"The movement of the objects was rather erratic. The echoes were there about 15 minutes, drifting slowly south-southwest, kind of headed toward the Chicago side of the south end of Lake Michigan," he said.
Another scan picked up echoes "like the echoes thunderstorms make" before they "appeared to break up into pieces and disappeared," Grenier said.
But he said the skies were clear that night.
Grenier said he believed the echoes were caused by military aircraft able to take off and land vertically. Lt. Col. Charles Gilbert, an Air Force liaison to the Federal Aviation Administration, said he didn't know of any military aircraft in the region the night of March 8.
In the Upper Peninsula, Timothy Knapp, 23, of Marquette told police he saw a fireball with red and green lights falling to earth Thursday morning near the county airport. The Marquette County Search and Rescue squad looked unsuccessfully for wreckage.
But, said squad commander Lt. Thomas Mallett, "It wasn't the first time we had something like this."

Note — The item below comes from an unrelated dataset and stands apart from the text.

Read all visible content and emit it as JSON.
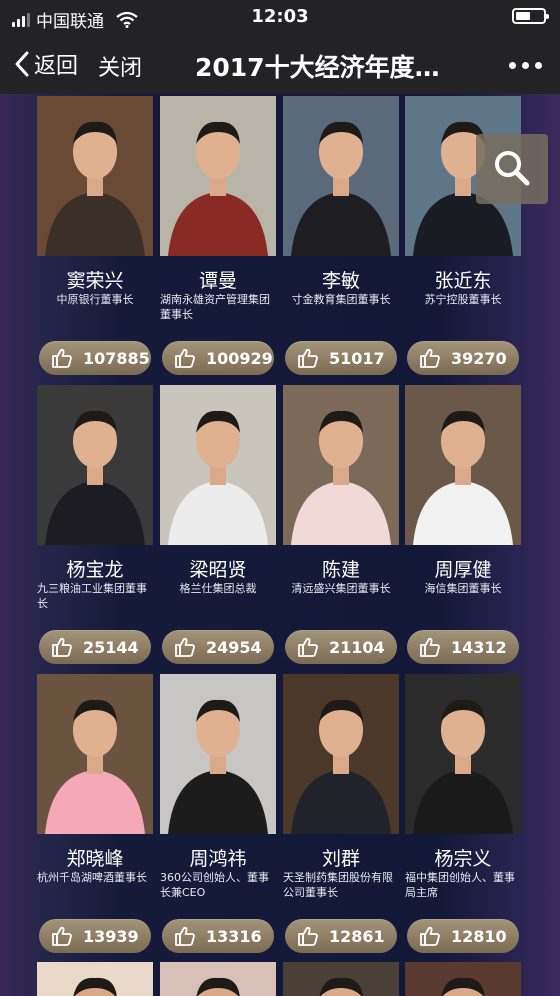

Four other Marquette County residents reported seeing lights Jan. 20 in the early morning sky near Big Bay, 30 miles northwest of Marquette, he said.